- _TASK DESCRIPTION_: Once the line with "Read all visible content and emit it as JSON." has been located in the records below, set down that line and all subsequent lines exactly, omitting the pictures.

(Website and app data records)

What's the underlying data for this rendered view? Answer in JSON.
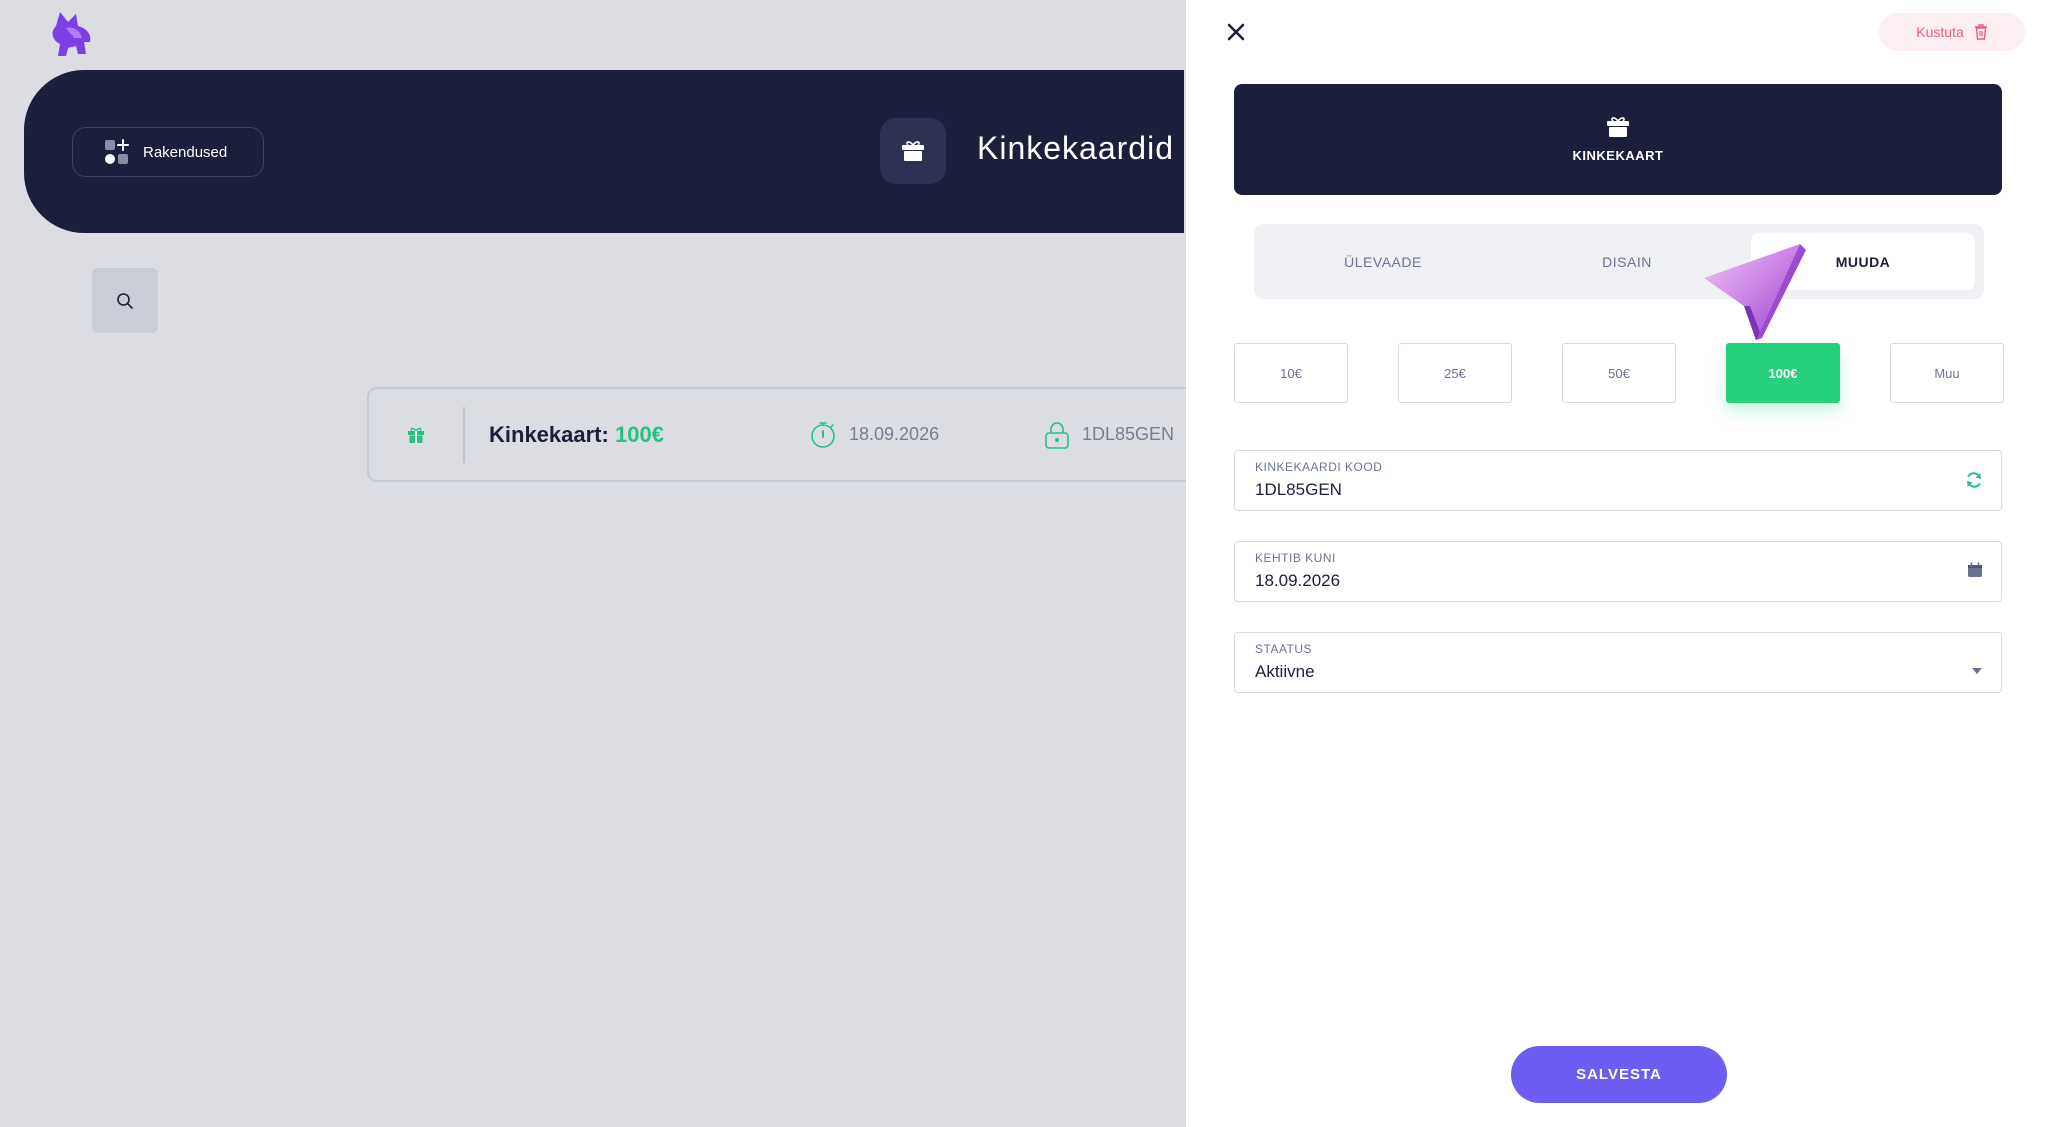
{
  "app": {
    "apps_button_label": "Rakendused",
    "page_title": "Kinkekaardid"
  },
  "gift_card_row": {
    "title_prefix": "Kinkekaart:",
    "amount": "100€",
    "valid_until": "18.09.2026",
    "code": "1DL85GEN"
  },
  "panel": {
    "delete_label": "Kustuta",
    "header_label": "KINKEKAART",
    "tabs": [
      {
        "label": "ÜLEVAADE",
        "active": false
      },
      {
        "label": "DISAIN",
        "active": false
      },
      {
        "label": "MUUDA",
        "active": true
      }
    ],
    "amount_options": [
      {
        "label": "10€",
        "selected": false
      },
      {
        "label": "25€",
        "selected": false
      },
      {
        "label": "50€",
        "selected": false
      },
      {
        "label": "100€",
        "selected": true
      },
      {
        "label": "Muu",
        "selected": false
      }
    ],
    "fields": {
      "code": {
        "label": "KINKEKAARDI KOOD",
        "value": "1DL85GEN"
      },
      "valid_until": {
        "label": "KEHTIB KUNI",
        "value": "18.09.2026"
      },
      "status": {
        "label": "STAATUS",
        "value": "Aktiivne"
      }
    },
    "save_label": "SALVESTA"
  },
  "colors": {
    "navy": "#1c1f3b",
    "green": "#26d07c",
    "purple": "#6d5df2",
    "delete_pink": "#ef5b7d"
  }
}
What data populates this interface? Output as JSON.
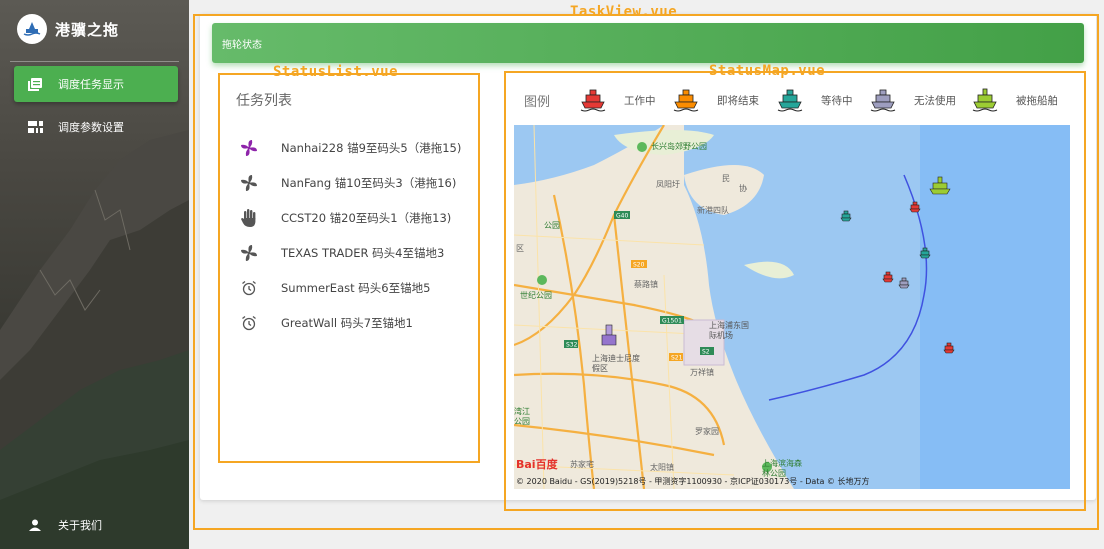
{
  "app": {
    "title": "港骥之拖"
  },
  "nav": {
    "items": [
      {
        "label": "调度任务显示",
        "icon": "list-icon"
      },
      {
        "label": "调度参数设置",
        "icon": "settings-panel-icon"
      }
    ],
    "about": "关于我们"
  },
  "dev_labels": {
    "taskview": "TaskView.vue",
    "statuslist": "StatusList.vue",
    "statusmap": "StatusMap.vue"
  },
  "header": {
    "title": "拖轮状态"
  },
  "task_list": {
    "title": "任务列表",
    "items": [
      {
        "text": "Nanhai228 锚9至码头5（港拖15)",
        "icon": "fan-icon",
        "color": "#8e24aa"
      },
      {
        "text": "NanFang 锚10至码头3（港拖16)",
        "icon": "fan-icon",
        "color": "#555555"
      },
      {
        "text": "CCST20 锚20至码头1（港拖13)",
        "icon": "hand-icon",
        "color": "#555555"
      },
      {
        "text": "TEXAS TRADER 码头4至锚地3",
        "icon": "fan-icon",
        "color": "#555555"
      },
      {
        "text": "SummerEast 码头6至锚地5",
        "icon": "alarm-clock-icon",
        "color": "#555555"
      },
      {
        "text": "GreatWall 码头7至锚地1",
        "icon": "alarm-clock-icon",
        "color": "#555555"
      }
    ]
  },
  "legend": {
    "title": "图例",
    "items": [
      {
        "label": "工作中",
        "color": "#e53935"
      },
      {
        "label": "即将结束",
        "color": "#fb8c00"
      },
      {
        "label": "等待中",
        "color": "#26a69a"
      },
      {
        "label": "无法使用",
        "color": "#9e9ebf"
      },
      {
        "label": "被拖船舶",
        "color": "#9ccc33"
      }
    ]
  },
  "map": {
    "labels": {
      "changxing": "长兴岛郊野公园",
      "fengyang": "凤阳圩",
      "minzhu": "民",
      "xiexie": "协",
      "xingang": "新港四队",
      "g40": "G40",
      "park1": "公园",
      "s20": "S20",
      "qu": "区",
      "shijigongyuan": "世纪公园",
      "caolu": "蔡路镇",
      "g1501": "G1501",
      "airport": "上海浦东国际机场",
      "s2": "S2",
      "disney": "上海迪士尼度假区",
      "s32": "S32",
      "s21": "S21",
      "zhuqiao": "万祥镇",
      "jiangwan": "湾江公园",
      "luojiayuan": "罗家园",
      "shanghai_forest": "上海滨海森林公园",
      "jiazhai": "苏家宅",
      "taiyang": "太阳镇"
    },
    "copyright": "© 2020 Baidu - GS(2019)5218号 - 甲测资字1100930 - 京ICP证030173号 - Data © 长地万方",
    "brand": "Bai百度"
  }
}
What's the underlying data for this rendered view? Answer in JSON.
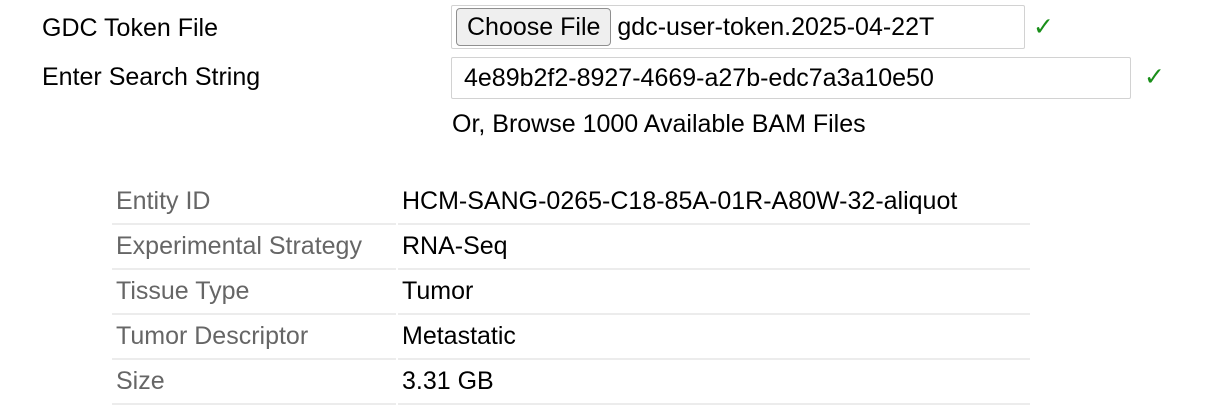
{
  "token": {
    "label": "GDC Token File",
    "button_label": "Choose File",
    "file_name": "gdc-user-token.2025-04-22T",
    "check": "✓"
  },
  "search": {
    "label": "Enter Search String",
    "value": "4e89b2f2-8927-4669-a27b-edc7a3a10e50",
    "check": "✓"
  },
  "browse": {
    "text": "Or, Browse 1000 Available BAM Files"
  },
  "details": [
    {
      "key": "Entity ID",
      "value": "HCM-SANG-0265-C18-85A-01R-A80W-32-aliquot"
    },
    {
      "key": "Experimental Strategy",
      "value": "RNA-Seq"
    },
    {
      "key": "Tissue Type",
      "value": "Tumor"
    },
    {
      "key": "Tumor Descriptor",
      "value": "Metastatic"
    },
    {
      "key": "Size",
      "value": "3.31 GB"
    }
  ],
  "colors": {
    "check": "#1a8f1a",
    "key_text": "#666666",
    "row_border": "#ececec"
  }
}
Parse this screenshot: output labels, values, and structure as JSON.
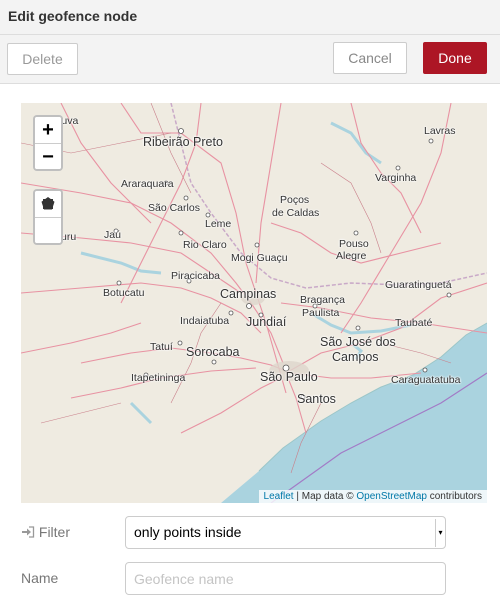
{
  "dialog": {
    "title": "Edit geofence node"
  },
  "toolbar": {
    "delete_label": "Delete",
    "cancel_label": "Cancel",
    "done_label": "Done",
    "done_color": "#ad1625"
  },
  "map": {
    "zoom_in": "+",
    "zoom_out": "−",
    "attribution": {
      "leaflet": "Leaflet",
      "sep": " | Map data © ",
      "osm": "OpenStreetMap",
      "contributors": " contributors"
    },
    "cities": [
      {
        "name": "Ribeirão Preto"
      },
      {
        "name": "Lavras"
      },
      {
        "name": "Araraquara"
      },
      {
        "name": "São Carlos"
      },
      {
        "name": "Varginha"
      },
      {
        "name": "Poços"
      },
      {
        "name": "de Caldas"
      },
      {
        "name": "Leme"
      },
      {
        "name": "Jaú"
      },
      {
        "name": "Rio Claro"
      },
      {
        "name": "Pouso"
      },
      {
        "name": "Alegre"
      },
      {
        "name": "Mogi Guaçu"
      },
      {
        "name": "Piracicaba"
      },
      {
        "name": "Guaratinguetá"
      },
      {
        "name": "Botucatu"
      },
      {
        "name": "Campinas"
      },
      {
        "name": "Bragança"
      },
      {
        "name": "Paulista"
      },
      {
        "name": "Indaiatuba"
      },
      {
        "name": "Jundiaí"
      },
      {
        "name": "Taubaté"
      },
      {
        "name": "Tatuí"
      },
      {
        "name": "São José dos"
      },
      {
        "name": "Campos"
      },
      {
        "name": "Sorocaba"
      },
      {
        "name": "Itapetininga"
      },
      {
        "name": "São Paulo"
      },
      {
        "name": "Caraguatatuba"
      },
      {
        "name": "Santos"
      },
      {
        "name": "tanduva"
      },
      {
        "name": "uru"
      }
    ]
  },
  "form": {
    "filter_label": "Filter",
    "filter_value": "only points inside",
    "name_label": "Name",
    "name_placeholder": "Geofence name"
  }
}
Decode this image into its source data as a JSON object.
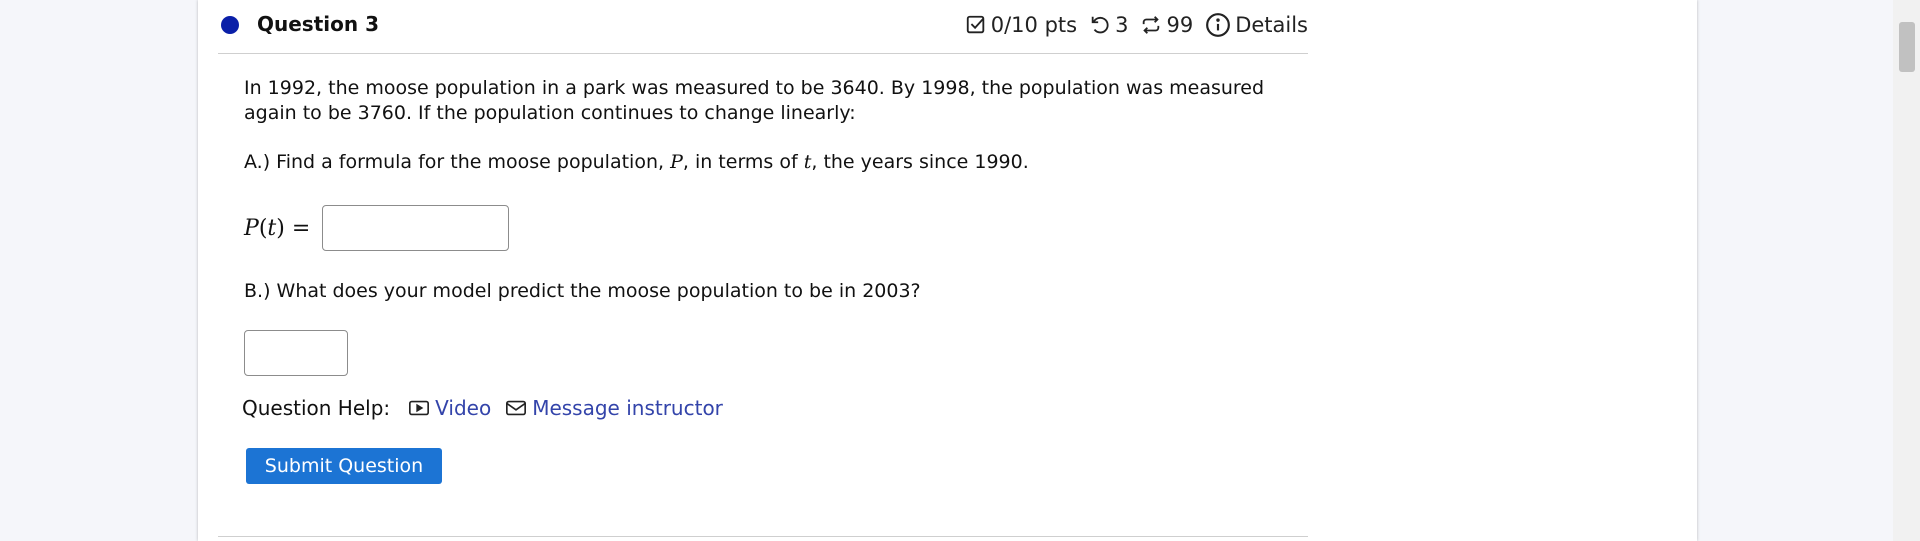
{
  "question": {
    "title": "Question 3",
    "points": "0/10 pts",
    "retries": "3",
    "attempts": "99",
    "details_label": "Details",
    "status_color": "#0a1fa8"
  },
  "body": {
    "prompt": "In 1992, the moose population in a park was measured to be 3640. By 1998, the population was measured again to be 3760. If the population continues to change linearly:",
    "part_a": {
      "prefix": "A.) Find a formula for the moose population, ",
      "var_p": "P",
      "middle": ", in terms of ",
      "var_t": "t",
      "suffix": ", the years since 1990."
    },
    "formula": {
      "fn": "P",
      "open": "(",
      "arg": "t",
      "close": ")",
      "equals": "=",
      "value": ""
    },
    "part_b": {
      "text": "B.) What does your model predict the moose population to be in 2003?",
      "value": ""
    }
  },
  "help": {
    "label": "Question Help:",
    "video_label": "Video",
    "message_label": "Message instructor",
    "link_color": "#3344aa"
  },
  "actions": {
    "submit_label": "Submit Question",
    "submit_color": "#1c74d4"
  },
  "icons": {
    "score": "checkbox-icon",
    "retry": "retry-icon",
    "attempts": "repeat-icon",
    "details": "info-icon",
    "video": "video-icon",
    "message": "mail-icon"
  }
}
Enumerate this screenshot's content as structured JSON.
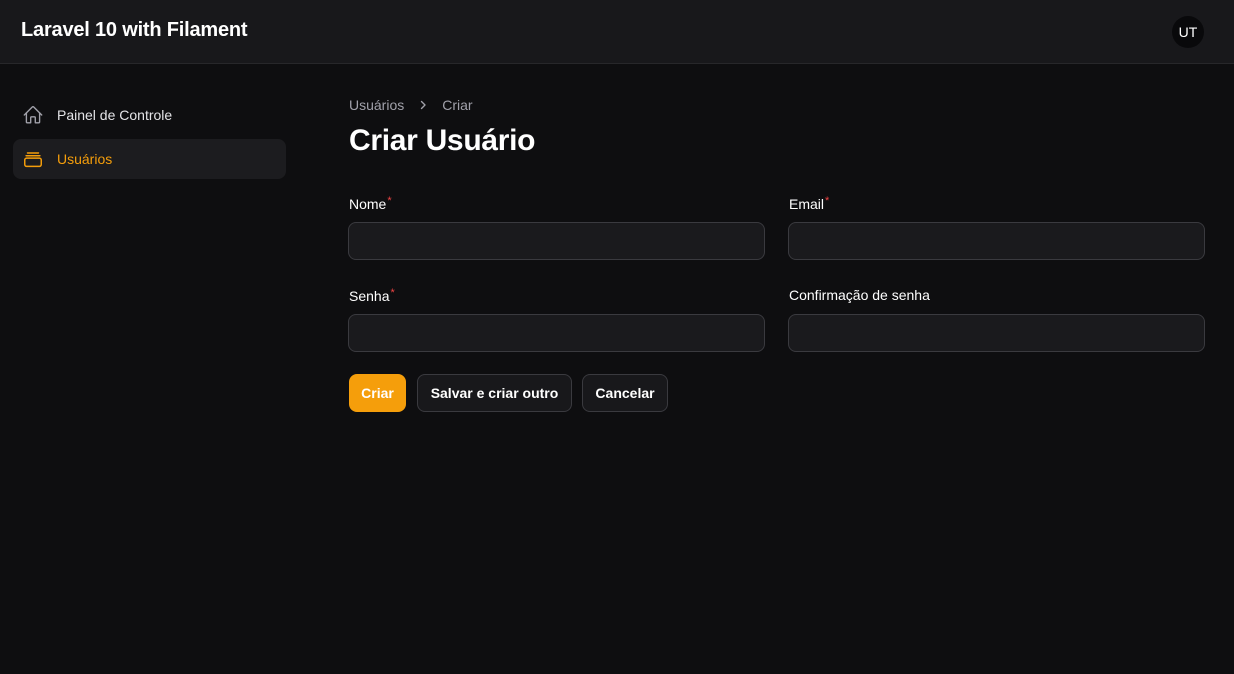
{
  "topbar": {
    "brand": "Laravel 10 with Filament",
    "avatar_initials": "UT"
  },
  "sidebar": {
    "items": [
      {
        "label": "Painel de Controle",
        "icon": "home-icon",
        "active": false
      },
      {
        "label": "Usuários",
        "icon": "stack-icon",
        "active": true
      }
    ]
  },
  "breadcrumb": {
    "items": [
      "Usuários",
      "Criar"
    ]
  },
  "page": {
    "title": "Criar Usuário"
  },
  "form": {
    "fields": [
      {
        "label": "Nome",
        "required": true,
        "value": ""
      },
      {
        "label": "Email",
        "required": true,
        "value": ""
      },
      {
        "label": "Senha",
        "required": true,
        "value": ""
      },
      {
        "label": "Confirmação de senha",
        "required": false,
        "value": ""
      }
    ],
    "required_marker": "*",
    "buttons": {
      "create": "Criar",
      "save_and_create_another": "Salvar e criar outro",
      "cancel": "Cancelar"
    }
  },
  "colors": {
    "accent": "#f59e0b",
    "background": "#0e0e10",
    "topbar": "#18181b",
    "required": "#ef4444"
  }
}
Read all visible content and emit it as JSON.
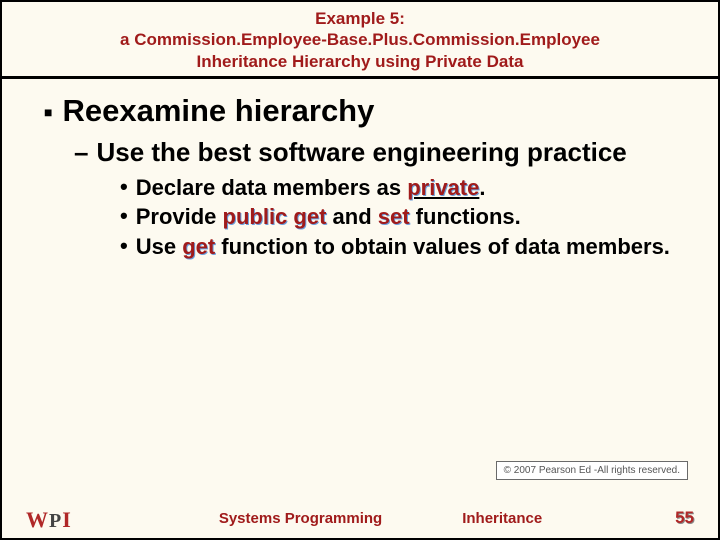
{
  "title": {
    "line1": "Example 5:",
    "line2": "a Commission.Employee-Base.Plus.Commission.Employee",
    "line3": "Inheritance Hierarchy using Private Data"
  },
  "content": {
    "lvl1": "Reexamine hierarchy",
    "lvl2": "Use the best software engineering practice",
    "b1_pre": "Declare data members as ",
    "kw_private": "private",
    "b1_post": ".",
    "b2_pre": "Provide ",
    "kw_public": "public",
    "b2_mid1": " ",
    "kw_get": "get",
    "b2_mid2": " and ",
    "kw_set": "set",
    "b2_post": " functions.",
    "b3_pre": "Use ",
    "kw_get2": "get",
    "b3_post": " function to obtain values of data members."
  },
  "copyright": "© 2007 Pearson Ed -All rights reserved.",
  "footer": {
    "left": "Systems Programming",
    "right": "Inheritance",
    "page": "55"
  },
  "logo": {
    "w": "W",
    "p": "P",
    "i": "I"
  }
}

- _TASK SOLUTION_:
Read all visible content and emit it as JSON.
{
  "title": {
    "line1": "Example 5:",
    "line2": "a Commission.Employee-Base.Plus.Commission.Employee",
    "line3": "Inheritance Hierarchy using Private Data"
  },
  "content": {
    "lvl1": "Reexamine hierarchy",
    "lvl2": "Use the best software engineering practice",
    "b1_pre": "Declare data members as ",
    "kw_private": "private",
    "b1_post": ".",
    "b2_pre": "Provide ",
    "kw_public": "public",
    "b2_mid1": " ",
    "kw_get": "get",
    "b2_mid2": " and ",
    "kw_set": "set",
    "b2_post": " functions.",
    "b3_pre": "Use ",
    "kw_get2": "get",
    "b3_post": " function to obtain values of data members."
  },
  "copyright": "© 2007 Pearson Ed -All rights reserved.",
  "footer": {
    "left": "Systems Programming",
    "right": "Inheritance",
    "page": "55"
  },
  "logo": {
    "w": "W",
    "p": "P",
    "i": "I"
  }
}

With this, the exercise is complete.